Before being passed, council reduced the size of the area affected by new development rules based on the recently completed McDougal Flats Flood Hazard Study prepared for Alberta Environmental Sustainable Resource Development by Calgary-based Golder Associates.
County Coun. Al Kemmere said the initial moratorium area was based on the study area to be examined by consultants.
Once detailed reviews of the area’s topography, water flows and historical flooding data was pulled together for the draft study, the floodway (areas most at risk of flooding) were more clearly defined.
“The moratorium is now based on numbers that we’ve got in an additional draft document to support,” he said. “We can substantiate our position better, I guess is the way to look at it.”
The changes mean an area that has seen significant residential development in the McDougal Flats area is no longer included in the floodway. Coyote Creek Golf and RV Resort, a small subdivision to the south and parts of Molmac subdivision remain in the floodway.
Much of the opposition council heard was from residents who felt their homes were not in an area that had flooded previously — and was not expected to flood in the future — and should not have been included in the original map.

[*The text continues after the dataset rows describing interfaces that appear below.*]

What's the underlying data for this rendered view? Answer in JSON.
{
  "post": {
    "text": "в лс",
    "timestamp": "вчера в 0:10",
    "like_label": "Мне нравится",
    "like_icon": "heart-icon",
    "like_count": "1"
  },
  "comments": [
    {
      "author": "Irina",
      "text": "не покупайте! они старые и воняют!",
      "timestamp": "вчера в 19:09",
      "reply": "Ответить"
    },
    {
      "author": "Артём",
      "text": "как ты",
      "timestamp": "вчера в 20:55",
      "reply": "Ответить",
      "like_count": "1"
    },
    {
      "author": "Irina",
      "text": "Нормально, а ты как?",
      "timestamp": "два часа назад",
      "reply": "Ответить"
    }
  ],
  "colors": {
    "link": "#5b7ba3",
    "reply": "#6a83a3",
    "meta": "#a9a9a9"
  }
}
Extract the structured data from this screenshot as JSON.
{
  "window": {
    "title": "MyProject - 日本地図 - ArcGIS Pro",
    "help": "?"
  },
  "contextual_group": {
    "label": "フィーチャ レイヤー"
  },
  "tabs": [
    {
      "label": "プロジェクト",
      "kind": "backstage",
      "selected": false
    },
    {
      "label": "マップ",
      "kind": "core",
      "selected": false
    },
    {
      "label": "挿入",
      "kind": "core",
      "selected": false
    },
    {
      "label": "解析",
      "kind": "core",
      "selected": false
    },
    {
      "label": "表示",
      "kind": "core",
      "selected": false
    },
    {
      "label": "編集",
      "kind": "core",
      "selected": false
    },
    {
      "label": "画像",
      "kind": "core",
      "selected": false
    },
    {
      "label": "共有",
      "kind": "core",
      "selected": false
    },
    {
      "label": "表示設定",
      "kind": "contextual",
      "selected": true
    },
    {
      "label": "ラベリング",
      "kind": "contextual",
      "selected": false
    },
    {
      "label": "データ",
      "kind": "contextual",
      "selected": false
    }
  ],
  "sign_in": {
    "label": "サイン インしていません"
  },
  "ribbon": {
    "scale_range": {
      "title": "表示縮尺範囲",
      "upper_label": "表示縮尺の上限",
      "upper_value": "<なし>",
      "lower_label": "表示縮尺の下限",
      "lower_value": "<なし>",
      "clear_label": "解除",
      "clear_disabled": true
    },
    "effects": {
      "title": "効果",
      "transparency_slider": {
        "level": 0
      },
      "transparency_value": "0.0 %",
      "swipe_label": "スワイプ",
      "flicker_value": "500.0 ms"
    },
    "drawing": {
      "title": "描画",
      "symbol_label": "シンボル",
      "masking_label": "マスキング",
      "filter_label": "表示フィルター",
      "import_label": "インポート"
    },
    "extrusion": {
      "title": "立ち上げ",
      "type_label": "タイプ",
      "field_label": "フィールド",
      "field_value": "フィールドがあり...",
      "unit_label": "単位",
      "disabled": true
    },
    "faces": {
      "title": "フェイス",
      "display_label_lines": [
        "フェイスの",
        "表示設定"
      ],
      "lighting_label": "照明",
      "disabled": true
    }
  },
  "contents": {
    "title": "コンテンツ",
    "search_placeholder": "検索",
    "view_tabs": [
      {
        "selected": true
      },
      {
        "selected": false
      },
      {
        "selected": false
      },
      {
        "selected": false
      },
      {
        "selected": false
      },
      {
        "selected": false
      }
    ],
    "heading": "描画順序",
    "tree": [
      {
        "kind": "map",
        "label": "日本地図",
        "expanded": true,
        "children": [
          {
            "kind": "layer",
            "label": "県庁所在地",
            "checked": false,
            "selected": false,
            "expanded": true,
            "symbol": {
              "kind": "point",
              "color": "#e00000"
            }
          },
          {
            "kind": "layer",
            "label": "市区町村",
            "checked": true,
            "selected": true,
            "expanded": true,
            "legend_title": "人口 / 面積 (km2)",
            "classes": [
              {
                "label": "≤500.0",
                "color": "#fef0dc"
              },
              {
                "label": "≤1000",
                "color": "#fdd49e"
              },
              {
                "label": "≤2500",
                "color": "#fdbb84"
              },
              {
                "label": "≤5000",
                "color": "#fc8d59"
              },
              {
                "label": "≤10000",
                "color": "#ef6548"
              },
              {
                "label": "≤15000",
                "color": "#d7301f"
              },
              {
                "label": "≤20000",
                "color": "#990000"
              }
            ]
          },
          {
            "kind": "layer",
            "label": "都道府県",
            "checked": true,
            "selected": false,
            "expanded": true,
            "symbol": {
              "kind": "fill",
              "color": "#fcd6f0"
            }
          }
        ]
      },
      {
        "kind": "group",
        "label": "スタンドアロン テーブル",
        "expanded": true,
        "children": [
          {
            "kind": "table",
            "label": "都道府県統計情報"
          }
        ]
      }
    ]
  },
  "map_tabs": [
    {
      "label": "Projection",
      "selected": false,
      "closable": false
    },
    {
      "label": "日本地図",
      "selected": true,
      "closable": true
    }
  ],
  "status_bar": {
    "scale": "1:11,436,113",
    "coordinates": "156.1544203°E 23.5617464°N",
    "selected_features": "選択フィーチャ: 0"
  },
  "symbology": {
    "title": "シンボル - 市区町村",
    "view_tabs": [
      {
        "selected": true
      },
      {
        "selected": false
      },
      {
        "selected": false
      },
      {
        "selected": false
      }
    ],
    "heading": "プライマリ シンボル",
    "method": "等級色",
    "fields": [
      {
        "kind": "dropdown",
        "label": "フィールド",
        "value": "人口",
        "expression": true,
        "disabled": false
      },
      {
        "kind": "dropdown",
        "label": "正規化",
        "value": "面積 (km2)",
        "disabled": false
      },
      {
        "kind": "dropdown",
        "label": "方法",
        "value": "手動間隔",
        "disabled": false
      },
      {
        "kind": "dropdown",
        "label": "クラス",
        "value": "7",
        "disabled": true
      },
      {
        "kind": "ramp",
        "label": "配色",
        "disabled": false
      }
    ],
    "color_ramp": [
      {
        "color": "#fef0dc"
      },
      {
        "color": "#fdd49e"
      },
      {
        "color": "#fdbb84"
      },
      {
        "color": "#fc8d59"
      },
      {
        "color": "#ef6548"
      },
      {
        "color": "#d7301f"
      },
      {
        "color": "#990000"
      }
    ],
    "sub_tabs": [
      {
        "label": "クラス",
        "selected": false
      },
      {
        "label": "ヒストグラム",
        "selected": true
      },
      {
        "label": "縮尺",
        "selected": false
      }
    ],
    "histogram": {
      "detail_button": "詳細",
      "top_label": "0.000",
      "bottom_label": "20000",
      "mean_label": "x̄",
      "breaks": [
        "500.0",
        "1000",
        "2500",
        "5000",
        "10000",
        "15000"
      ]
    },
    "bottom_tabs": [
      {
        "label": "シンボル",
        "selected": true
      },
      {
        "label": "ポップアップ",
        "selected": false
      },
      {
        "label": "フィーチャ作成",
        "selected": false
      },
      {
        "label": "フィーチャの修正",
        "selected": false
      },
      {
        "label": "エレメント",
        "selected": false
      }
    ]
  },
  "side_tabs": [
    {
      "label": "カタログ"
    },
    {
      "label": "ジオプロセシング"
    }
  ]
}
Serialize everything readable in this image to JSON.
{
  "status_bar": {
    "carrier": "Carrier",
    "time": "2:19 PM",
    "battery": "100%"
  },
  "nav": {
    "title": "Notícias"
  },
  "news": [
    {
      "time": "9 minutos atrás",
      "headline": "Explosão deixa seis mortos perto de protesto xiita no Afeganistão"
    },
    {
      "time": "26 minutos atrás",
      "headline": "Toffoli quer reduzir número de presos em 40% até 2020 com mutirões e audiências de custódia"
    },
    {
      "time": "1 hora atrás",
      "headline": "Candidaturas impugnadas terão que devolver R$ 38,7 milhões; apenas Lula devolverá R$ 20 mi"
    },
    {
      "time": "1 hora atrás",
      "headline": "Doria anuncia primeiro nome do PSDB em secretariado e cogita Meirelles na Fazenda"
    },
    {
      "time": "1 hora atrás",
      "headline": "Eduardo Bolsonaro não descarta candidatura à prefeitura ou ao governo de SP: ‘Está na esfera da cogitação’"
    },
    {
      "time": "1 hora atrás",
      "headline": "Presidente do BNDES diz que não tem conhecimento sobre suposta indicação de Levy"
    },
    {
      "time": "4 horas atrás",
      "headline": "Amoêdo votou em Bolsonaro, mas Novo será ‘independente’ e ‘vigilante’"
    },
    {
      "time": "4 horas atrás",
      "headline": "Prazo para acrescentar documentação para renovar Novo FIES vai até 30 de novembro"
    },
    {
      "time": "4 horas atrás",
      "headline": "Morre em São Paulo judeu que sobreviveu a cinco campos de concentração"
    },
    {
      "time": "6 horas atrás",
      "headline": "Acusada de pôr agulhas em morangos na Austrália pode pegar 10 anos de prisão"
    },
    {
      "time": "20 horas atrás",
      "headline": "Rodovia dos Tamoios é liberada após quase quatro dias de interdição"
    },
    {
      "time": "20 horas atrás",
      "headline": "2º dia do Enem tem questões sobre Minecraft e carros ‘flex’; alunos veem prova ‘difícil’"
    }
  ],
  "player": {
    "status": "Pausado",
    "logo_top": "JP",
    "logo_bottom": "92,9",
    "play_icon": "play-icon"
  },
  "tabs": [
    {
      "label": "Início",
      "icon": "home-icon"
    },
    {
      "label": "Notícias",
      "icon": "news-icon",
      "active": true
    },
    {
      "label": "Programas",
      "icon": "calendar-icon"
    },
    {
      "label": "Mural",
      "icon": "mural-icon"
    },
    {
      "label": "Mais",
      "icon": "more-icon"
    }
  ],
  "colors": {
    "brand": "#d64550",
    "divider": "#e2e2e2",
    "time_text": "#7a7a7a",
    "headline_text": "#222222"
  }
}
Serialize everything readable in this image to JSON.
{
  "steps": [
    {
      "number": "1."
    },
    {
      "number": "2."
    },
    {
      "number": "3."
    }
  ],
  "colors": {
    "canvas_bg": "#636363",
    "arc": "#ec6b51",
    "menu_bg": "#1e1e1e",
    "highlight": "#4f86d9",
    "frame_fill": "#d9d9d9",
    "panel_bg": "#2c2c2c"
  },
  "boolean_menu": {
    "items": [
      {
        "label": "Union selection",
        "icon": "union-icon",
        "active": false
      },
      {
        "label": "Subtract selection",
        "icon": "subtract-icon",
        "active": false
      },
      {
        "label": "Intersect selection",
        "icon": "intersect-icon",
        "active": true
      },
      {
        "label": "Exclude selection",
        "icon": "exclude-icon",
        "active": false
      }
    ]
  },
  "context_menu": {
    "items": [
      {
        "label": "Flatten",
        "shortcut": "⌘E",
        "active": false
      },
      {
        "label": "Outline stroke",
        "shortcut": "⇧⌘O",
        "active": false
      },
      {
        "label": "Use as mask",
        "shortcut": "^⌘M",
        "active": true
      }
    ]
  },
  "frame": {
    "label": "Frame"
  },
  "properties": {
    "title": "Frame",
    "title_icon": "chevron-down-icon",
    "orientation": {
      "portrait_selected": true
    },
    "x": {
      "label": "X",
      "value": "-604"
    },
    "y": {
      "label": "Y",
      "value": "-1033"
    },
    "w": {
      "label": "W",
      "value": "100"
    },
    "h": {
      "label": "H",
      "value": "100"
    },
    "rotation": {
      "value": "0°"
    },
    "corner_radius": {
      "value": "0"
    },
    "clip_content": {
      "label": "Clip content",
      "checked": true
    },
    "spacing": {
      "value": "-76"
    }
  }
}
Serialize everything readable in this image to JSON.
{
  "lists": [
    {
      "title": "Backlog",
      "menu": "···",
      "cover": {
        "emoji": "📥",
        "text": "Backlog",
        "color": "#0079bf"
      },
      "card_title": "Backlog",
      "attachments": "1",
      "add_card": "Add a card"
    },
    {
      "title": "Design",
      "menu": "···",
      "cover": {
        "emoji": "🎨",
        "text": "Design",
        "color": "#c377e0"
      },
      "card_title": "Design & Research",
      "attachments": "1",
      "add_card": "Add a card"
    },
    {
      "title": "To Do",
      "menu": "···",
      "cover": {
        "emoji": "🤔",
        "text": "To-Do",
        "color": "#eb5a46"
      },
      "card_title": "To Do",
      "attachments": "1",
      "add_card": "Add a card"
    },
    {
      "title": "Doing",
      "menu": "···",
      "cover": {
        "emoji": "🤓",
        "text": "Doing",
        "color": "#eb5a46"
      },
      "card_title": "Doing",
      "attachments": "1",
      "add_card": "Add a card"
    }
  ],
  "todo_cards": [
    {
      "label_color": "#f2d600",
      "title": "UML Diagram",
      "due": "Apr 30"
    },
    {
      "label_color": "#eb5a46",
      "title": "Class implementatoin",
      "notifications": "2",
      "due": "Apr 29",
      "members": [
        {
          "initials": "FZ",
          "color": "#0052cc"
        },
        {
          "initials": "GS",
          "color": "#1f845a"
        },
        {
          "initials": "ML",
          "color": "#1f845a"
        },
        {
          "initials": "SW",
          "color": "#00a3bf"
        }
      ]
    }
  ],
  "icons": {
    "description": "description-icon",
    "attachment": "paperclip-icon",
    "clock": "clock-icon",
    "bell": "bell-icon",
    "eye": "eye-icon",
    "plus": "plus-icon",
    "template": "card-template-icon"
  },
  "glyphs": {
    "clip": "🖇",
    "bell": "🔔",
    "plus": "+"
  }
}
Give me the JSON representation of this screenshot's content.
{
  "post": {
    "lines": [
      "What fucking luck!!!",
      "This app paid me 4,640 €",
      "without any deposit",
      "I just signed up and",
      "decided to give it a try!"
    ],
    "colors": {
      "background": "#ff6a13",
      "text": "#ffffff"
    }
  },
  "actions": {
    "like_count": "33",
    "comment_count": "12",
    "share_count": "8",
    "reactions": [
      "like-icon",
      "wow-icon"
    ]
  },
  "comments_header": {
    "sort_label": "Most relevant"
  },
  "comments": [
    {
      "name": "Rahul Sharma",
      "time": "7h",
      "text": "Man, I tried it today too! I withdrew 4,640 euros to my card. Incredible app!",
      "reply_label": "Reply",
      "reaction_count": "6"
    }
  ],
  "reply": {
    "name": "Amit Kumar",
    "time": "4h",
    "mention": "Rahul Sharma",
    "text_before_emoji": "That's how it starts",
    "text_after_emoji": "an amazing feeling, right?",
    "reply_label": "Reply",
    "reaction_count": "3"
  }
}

An initial public hearing at council chambers on Oct. 9 went five hours and heard from two dozen people. The hearing was reconvened last Wednesday to gather more feedback.
The bylaw passed following that hearing puts on a moratorium on rezoning, subdivision and development approval in the area identified as a floodway. Developments under construction or where subdivision has already been approved can go ahead.
Restrictions are in place until Feb. 28, 2015. At that time, the province is expected to have approved an official flood map for the area. Around the same time, new regulations are expected from the province to back up Bill 27, legislation introduced to tighten up development rules after severe flooding in the 2013 summer.
Municipalities must then ensure their regulations comply with provincial rules.